RDP 2015-11: Unprecedented Changes in the Terms of Trade Appendix B: Data Sources

B.1 Data Used in Estimation

The model is estimated using 14 macroeconomic time series. Real GDP, consumption, investment, net exports and hours worked are taken from the Australian Bureau of Statistics (ABS) national accounts data (ABS Cat No 5206.0). All data are seasonally adjusted and measured in chain volume terms, except for the net exports-to-GDP ratio, which is seasonally adjusted and measured in current prices, and hours worked, which is seasonally adjusted. We convert all of the real activity series into per capita series by dividing by the Australian population, which we derive from the GDP per capita series. Our final domestic activity series is the ratio of nominal non-traded consumption to aggregate consumption. We discuss the construction of the non-traded consumption series below.

Our measures of Australian inflation are the consumer price index and non-tradeables price index, both excluding interest and tax.

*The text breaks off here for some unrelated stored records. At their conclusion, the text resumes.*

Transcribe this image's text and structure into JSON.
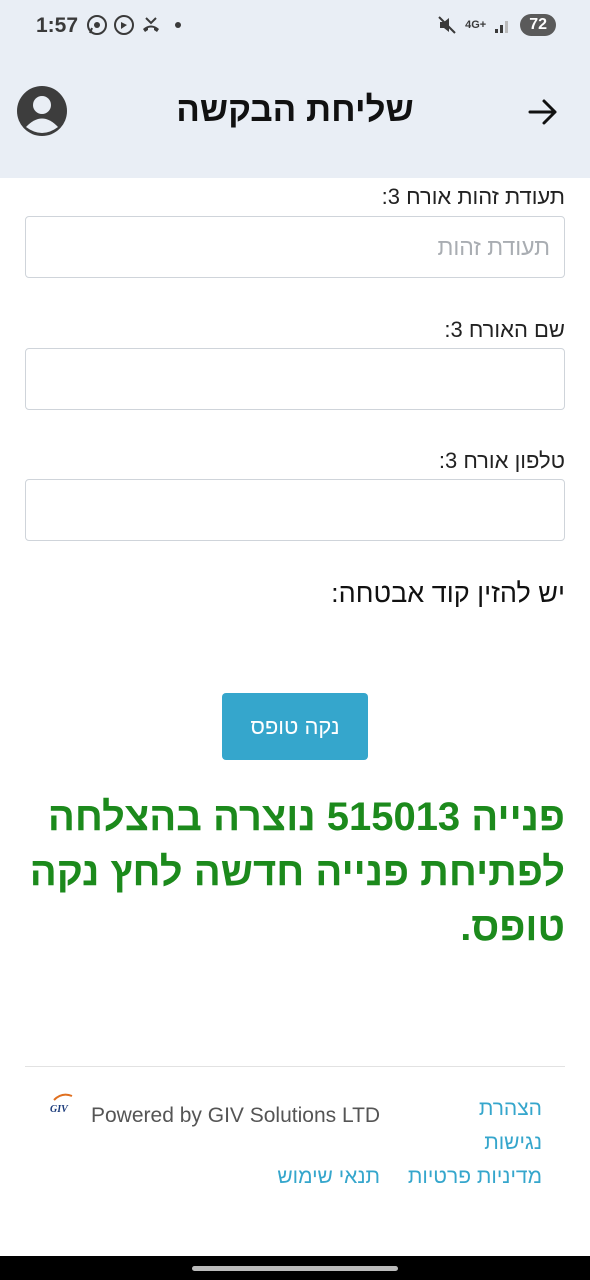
{
  "status_bar": {
    "time": "1:57",
    "network": "4G+",
    "battery": "72"
  },
  "header": {
    "title": "שליחת הבקשה"
  },
  "form": {
    "guest3_id_label": "תעודת זהות אורח 3:",
    "guest3_id_placeholder": "תעודת זהות",
    "guest3_id_value": "",
    "guest3_name_label": "שם האורח 3:",
    "guest3_name_value": "",
    "guest3_phone_label": "טלפון אורח 3:",
    "guest3_phone_value": "",
    "security_note": "יש להזין קוד אבטחה:"
  },
  "clear_button_label": "נקה טופס",
  "success_message": "פנייה 515013 נוצרה בהצלחה לפתיחת פנייה חדשה לחץ נקה טופס.",
  "footer": {
    "powered_by": "Powered by GIV Solutions LTD",
    "links": {
      "accessibility": "הצהרת נגישות",
      "privacy": "מדיניות פרטיות",
      "terms": "תנאי שימוש"
    }
  },
  "colors": {
    "header_bg": "#e9eef5",
    "accent": "#35a6cc",
    "success": "#1c8a1c"
  },
  "icons": {
    "back": "arrow-right-icon",
    "profile": "user-avatar-icon"
  }
}
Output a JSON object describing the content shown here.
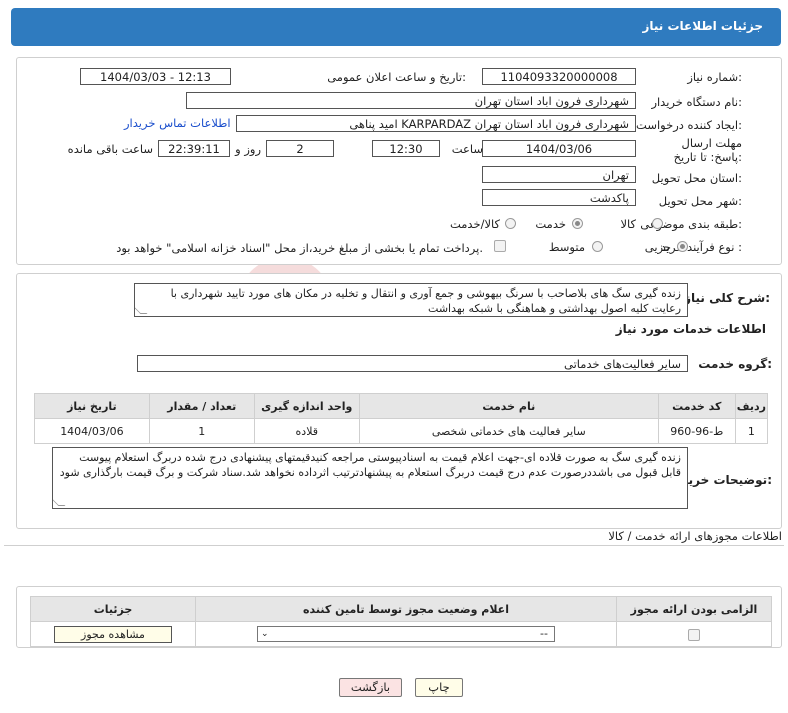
{
  "header": {
    "title": "جزئیات اطلاعات نیاز"
  },
  "form": {
    "need_number": {
      "label": "شماره نیاز:",
      "value": "1104093320000008"
    },
    "announce": {
      "label": "تاریخ و ساعت اعلان عمومی:",
      "value": "1404/03/03 - 12:13"
    },
    "buyer_org": {
      "label": "نام دستگاه خریدار:",
      "value": "شهرداری فرون اباد استان تهران"
    },
    "requester": {
      "label": "ایجاد کننده درخواست:",
      "value": "امید پناهی KARPARDAZ شهرداری فرون اباد استان تهران",
      "contact_link": "اطلاعات تماس خریدار"
    },
    "deadline": {
      "label": "مهلت ارسال پاسخ: تا تاریخ:",
      "date": "1404/03/06",
      "time_label": "ساعت",
      "time": "12:30",
      "days": "2",
      "days_label": "روز و",
      "remaining": "22:39:11",
      "remaining_label": "ساعت باقی مانده"
    },
    "province": {
      "label": "استان محل تحویل:",
      "value": "تهران"
    },
    "city": {
      "label": "شهر محل تحویل:",
      "value": "پاکدشت"
    },
    "category": {
      "label": "طبقه بندی موضوعی:",
      "options": [
        "کالا",
        "خدمت",
        "کالا/خدمت"
      ],
      "selected": "خدمت"
    },
    "process": {
      "label": "نوع فرآیند خرید :",
      "options": [
        "جزیی",
        "متوسط"
      ],
      "selected": "جزیی",
      "note": "پرداخت تمام یا بخشی از مبلغ خرید،از محل \"اسناد خزانه اسلامی\" خواهد بود."
    }
  },
  "description": {
    "label": "شرح کلی نیاز:",
    "text": "زنده گیری سگ های بلاصاحب با سرنگ بیهوشی و جمع آوری و انتقال و تخلیه در مکان های مورد تایید شهرداری با رعایت کلیه اصول بهداشتی و هماهنگی با شبکه بهداشت"
  },
  "services": {
    "title": "اطلاعات خدمات مورد نیاز",
    "group_label": "گروه خدمت:",
    "group_value": "سایر فعالیت‌های خدماتی",
    "columns": [
      "ردیف",
      "کد خدمت",
      "نام خدمت",
      "واحد اندازه گیری",
      "تعداد / مقدار",
      "تاریخ نیاز"
    ],
    "rows": [
      [
        "1",
        "ط-96-960",
        "سایر فعالیت های خدماتی شخصی",
        "قلاده",
        "1",
        "1404/03/06"
      ]
    ]
  },
  "buyer_notes": {
    "label": "توضیحات خریدار:",
    "text": "زنده گیری سگ به صورت قلاده ای-جهت اعلام قیمت به اسنادپیوستی مراجعه کنیدقیمتهای پیشنهادی درج شده دربرگ استعلام پیوست قابل قبول می باشددرصورت عدم درج قیمت دربرگ استعلام به پیشنهادترتیب اثرداده نخواهد شد.سناد شرکت و برگ قیمت بارگذاری شود"
  },
  "permits": {
    "title": "اطلاعات مجوزهای ارائه خدمت / کالا",
    "columns": [
      "الزامی بودن ارائه مجوز",
      "اعلام وضعیت مجوز توسط تامین کننده",
      "جزئیات"
    ],
    "select_value": "--",
    "view_button": "مشاهده مجوز"
  },
  "actions": {
    "print": "چاپ",
    "back": "بازگشت"
  },
  "colors": {
    "header": "#2f7bbf",
    "link": "#1a4ecc",
    "back_button_bg": "#fbe3e3",
    "print_button_bg": "#fffde8"
  }
}
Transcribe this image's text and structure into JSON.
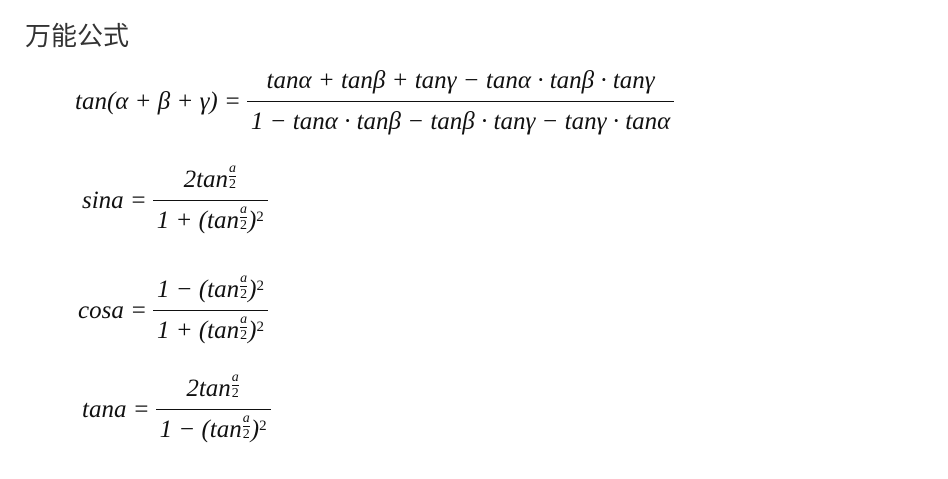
{
  "title": "万能公式",
  "formulas": [
    {
      "lhs": "tan(α + β + γ) =",
      "num": {
        "pre": "tanα + tanβ + tanγ − tanα · tanβ · tanγ",
        "fn": "",
        "fd": "",
        "post": "",
        "sup": ""
      },
      "den": {
        "pre": "1 − tanα · tanβ − tanβ · tanγ − tanγ · tanα",
        "fn": "",
        "fd": "",
        "post": "",
        "sup": ""
      }
    },
    {
      "lhs": "sina =",
      "num": {
        "pre": "2tan",
        "fn": "a",
        "fd": "2",
        "post": "",
        "sup": ""
      },
      "den": {
        "pre": "1 + (tan",
        "fn": "a",
        "fd": "2",
        "post": ")",
        "sup": "2"
      }
    },
    {
      "lhs": "cosa =",
      "num": {
        "pre": "1 − (tan",
        "fn": "a",
        "fd": "2",
        "post": ")",
        "sup": "2"
      },
      "den": {
        "pre": "1 + (tan",
        "fn": "a",
        "fd": "2",
        "post": ")",
        "sup": "2"
      }
    },
    {
      "lhs": "tana =",
      "num": {
        "pre": "2tan",
        "fn": "a",
        "fd": "2",
        "post": "",
        "sup": ""
      },
      "den": {
        "pre": "1 − (tan",
        "fn": "a",
        "fd": "2",
        "post": ")",
        "sup": "2"
      }
    }
  ]
}
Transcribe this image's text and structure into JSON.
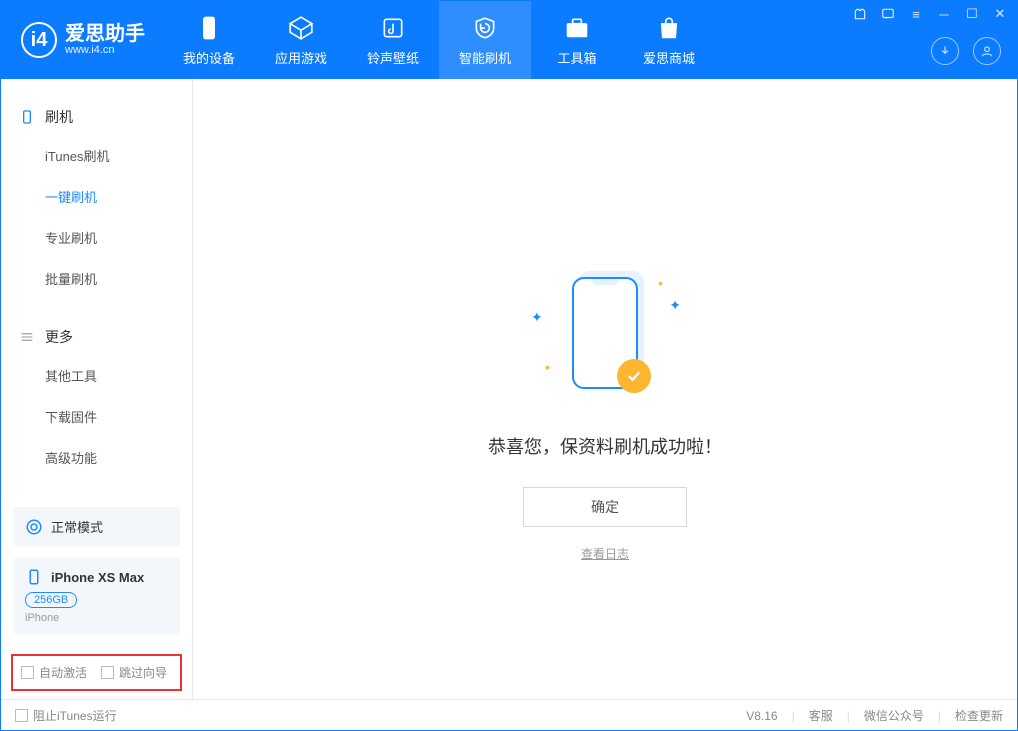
{
  "app": {
    "title": "爱思助手",
    "url": "www.i4.cn"
  },
  "nav": {
    "mydevice": "我的设备",
    "apps": "应用游戏",
    "ringtones": "铃声壁纸",
    "flash": "智能刷机",
    "toolbox": "工具箱",
    "store": "爱思商城"
  },
  "sidebar": {
    "section_flash": "刷机",
    "itunes_flash": "iTunes刷机",
    "oneclick_flash": "一键刷机",
    "pro_flash": "专业刷机",
    "batch_flash": "批量刷机",
    "section_more": "更多",
    "other_tools": "其他工具",
    "download_fw": "下载固件",
    "advanced": "高级功能",
    "mode_card": "正常模式",
    "device": {
      "name": "iPhone XS Max",
      "storage": "256GB",
      "type": "iPhone"
    },
    "auto_activate": "自动激活",
    "skip_guide": "跳过向导"
  },
  "main": {
    "success": "恭喜您，保资料刷机成功啦！",
    "ok": "确定",
    "view_log": "查看日志"
  },
  "footer": {
    "block_itunes": "阻止iTunes运行",
    "version": "V8.16",
    "support": "客服",
    "wechat": "微信公众号",
    "check_update": "检查更新"
  }
}
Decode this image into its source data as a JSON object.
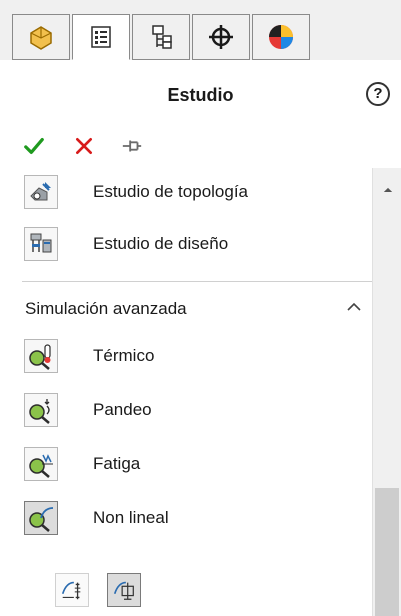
{
  "tabs": [
    {
      "name": "featuremanager-tab",
      "icon": "part-icon"
    },
    {
      "name": "propertymanager-tab",
      "icon": "property-list-icon",
      "active": true
    },
    {
      "name": "configuration-tab",
      "icon": "configuration-icon"
    },
    {
      "name": "dimxpert-tab",
      "icon": "crosshair-icon"
    },
    {
      "name": "display-tab",
      "icon": "appearance-icon"
    }
  ],
  "header": {
    "title": "Estudio",
    "help": "?"
  },
  "actions": {
    "ok": "✓",
    "cancel": "✕",
    "pin": "pin-icon"
  },
  "items_top": [
    {
      "label": "Estudio de topología",
      "icon": "topology-study-icon"
    },
    {
      "label": "Estudio de diseño",
      "icon": "design-study-icon"
    }
  ],
  "section": {
    "label": "Simulación avanzada",
    "collapsed": false
  },
  "items_advanced": [
    {
      "label": "Térmico",
      "icon": "thermal-icon"
    },
    {
      "label": "Pandeo",
      "icon": "buckling-icon"
    },
    {
      "label": "Fatiga",
      "icon": "fatigue-icon"
    },
    {
      "label": "Non lineal",
      "icon": "nonlinear-icon",
      "selected": true
    }
  ],
  "sub_options": [
    {
      "icon": "nonlinear-static-icon",
      "selected": false
    },
    {
      "icon": "nonlinear-dynamic-icon",
      "selected": true
    }
  ],
  "colors": {
    "ok": "#1f9a1f",
    "cancel": "#d81b1b",
    "accent": "#2b6cb0"
  }
}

These series are published by the ABS (ABS Cat No 6401.0). Our measure of the nominal exchange rate is the Australian trade-weighted index and our policy interest rate is the cash rate. We source these series from the Reserve Bank of Australia (RBA) statistical tables F1.1 and F11.

For foreign GDP we use the index of Australia's major trading partners' GDP, calculated at purchasing power parity exchange rates, produced by the RBA. For foreign interest rates, we use the average policy rate in the United States, Japan and the euro area (we use German interest rates before the introduction of the euro). Finally, we calculate foreign inflation implicitly using Australian inflation and the real exchange rate index, published by the RBA in statistical table F.15.

B.2 Data Used in Calibration

This section describes the calculation of the sectoral data used to calibrate the model.

  • Tradeable and non-tradeable consumption: We allocated private consumption categories in the national accounts to either tradeable or non-tradeable consumption to match the components of the published tradeable and non-tradeable consumption price indices (see ABS Cat No 6461.0, Appendix 2 for these categories). Tradeable consumption is the sum of private food; cigarettes & tobacco; alcohol; clothing & footwear; purchase of vehicles; communications; and recreation & culture consumption. It also includes 24 per cent of healthcare consumption, reflecting the share of pharmaceutical products, which are tradeable, in total healthcare consumption and 50 per cent of other household services. Non-tradeable consumption includes rent, electricity, gas & water; operation of vehicles; transport services; education; hotels, cafes & restaurants; insurance & financial services; as well as healthcare and other households services not allocated to tradeable consumption. We assume that the allocation of private consumption between tradeable and non-tradeable goods is the same as for private consumption. We measure imported consumption as the sum of consumption goods imports, 75 per cent of services imports and 25 per cent of intermediate imports.
  • Tradeable and non-tradeable investment: We define tradeable investment as the sum of machinery & equipment investment and 36 per cent of both non-residential construction and public investment. We base the tradeable shares of construction on Table 1 of Burstein, Neves and Rebelo (2004). Non-tradeable investment is total investment less tradeable investment. We measure imported investment as the sum of capital goods imports plus 25 per cent of services imports and 75 per cent of intermediate imports.
  • Resource and non-resource exports: We use the measure of resource exports published in ABS Cat No 5302.0. Non-resource exports equal total exports less resource exports.
  • Hours worked: As hours worked data is unavailable at an industry level in Australia, we construct our measure using employment data. This will result in some inaccuracy if average hours worked varies across industries. We define tradeable employment as the sum of agriculture; mining; wholesale trade; accomodation & food; and transport, postal & warehousing employment. Our measure of employment in the resources sector is mining employment. As discussed in Plumb et al (2013), this understates total employment in the resources sector as it excludes workers in industries that service the operations of the mining sector. Our model calibration takes account of this feature of the data. Non-tradeable employment is all employment not categorised as tradeable or mining.